To the New Novelist:
Sometimes I hear from old friends or former students who are working on their first novels. They wonder if we could meet up for a cup of coffee to talk about the writing process and publishing, and I’m always delighted to reconnect. To be honest, I’m touched that they thought of me, sometimes after a separation of years, and it’s so cool to talk with such a friend about how fascinating and frightening it is to write. I become inspired by his or her determination, especially if the person is writing around raising kids and holding down other jobs.
Sometimes, I can tell that reaching out to me took some nerve, not (I hope) because the new novelist thought I’d say I was unavailable, but because looking up a publishing writer friend involves taking himself or herself seriously. This might be the first time that the new novelist has dared to reach out beyond the safety of his or her own computer to admit to someone outside the family that they write. In such a case, the writer is overcoming his or her own self doubt and fear just to send that email and say, I’m a writer, too. Can we share where we are? Can you maybe help a little with what you’ve learned ahead of me along the path?
This is what I want to say to the new novelist: Don’t let anyone tell you it’s impossible to publish or you’ll never be good enough or you’re crazy to try. Don’t believe the voices that say you’re “wasting your time” when you’re skimping on sleep so you can get a few more words down. Chances are, the writing is what’s keeping you sane and whole. Your stolen hour of writing could be the one piece of yourself that has to be in place so you can otherwise be a good parent or spouse or worker. If that’s the case, if you have to write to feel complete, then that creative drive is an inner gift you can’t afford to ignore.
I won’t promise you that publishing will happen, but I’ll say that the desire to write stories that people will read is a valid one.

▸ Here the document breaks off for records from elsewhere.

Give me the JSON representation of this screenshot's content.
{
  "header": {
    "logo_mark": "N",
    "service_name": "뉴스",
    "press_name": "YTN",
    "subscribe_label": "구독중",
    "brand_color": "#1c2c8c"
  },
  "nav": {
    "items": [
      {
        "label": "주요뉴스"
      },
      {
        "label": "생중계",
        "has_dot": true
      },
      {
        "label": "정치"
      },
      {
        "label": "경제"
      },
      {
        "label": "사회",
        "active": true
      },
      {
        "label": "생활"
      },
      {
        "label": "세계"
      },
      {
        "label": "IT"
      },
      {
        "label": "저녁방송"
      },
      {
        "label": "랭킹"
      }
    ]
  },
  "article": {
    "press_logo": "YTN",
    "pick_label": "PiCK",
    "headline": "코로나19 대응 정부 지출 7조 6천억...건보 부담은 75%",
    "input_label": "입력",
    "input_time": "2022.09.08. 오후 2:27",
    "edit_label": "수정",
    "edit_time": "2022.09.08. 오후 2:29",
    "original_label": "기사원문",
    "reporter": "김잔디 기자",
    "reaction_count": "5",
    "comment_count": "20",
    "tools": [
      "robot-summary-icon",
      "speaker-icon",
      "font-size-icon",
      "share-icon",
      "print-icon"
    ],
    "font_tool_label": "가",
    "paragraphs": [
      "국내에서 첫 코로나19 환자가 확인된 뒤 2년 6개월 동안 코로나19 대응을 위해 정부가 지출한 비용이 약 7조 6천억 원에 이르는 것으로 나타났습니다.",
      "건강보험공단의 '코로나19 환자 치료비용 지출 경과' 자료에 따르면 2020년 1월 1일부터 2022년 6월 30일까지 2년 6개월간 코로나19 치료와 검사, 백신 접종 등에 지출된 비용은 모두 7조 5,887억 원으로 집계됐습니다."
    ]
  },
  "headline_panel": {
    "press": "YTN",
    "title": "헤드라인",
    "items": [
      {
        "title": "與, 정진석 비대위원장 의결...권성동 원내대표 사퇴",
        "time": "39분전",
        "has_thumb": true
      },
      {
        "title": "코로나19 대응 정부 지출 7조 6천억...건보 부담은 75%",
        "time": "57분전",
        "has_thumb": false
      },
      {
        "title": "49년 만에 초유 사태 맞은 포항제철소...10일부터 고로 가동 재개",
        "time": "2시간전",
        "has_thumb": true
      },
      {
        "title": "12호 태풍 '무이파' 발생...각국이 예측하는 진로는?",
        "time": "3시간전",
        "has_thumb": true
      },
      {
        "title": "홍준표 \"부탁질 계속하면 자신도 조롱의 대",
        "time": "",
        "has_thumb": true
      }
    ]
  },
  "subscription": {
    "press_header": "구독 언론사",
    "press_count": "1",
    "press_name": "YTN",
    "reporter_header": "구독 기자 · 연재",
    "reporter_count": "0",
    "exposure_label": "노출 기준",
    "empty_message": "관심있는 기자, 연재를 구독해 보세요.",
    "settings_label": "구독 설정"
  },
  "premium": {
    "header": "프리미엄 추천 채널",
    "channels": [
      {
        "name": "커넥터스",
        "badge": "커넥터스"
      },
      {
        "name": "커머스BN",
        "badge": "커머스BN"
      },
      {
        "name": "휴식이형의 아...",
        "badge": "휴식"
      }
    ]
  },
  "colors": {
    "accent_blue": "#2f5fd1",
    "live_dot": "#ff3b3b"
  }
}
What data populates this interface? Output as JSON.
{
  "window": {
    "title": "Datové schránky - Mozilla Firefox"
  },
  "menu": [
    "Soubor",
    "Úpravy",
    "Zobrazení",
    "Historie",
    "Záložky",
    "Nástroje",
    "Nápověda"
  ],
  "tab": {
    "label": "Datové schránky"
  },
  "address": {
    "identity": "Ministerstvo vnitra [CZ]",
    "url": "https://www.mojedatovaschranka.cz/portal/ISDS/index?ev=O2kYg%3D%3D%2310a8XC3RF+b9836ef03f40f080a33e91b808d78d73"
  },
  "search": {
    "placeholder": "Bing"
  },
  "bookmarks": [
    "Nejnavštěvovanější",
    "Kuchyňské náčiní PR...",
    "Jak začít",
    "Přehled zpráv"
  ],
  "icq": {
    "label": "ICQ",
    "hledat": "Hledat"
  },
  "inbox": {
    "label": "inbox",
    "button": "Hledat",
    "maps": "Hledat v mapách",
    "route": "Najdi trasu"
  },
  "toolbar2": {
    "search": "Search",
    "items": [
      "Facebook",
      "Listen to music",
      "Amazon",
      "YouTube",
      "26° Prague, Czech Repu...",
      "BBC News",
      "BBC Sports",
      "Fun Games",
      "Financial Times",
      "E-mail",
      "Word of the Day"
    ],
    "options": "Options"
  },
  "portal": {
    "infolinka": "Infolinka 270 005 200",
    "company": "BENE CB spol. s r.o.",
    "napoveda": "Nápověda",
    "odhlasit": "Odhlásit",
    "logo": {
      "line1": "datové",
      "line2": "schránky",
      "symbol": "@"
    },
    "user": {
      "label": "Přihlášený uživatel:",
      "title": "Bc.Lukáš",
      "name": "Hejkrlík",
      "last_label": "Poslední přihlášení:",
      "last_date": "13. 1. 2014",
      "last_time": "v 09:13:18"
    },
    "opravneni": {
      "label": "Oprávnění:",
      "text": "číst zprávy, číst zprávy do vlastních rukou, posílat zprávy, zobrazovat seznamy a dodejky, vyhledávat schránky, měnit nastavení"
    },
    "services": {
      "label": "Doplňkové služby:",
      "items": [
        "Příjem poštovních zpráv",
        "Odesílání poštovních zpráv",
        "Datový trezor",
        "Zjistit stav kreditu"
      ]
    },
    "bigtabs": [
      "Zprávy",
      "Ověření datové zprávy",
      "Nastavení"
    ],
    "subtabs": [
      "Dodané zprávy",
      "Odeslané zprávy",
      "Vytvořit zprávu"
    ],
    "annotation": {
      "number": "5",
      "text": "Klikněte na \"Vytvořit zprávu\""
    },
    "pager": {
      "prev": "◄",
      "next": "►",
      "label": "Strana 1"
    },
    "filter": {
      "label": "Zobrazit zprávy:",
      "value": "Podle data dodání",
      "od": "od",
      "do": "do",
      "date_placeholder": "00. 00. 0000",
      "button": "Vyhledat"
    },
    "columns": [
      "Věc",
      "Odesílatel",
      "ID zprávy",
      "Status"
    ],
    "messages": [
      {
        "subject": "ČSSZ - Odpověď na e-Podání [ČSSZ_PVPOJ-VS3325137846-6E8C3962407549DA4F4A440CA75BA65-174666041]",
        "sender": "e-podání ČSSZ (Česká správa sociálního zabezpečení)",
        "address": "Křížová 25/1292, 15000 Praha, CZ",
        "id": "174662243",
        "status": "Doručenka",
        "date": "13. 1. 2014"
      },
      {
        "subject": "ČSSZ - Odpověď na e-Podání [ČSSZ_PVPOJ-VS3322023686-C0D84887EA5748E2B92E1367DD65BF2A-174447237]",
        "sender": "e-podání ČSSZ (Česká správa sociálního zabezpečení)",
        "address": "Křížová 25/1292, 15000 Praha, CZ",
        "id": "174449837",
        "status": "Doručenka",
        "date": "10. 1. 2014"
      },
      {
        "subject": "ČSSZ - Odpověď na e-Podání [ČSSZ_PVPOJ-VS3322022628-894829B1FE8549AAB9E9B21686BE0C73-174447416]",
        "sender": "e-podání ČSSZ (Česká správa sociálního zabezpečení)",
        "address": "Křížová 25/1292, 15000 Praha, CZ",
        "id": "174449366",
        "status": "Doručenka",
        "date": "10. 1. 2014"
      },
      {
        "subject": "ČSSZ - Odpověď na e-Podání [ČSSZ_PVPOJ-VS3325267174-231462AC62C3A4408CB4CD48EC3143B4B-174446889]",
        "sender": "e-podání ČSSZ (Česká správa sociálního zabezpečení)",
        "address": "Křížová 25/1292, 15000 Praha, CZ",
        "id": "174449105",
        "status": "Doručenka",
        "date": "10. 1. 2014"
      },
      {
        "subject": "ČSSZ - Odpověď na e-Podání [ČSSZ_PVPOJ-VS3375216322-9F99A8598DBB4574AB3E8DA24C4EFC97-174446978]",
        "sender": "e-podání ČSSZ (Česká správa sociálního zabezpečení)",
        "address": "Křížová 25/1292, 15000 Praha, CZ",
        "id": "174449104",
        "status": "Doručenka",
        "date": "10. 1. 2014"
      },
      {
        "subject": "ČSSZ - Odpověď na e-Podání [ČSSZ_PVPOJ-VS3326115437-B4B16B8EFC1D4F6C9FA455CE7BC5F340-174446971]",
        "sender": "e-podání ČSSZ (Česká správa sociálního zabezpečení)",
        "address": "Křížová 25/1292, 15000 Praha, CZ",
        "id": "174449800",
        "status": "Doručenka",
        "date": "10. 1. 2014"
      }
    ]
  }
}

It’s fine to let that goal spur you on. You’re not irresponsible or stupid or an unrealistic dreamer to want to publish. The only ones who ever publish must, at one point, be in the same place you are now.
So here’s the deal, my friend. You work hard. You’re getting better at your writing and learning more about it every time you sit down and put more words on the page. You’re already in the group of rare people who are likely to stick it out. Believe in your ability to keep improving, and relish the time you do have to write, because, in the end, you’ll be able to survive it if you never publish, but you won’t be able to survive not writing.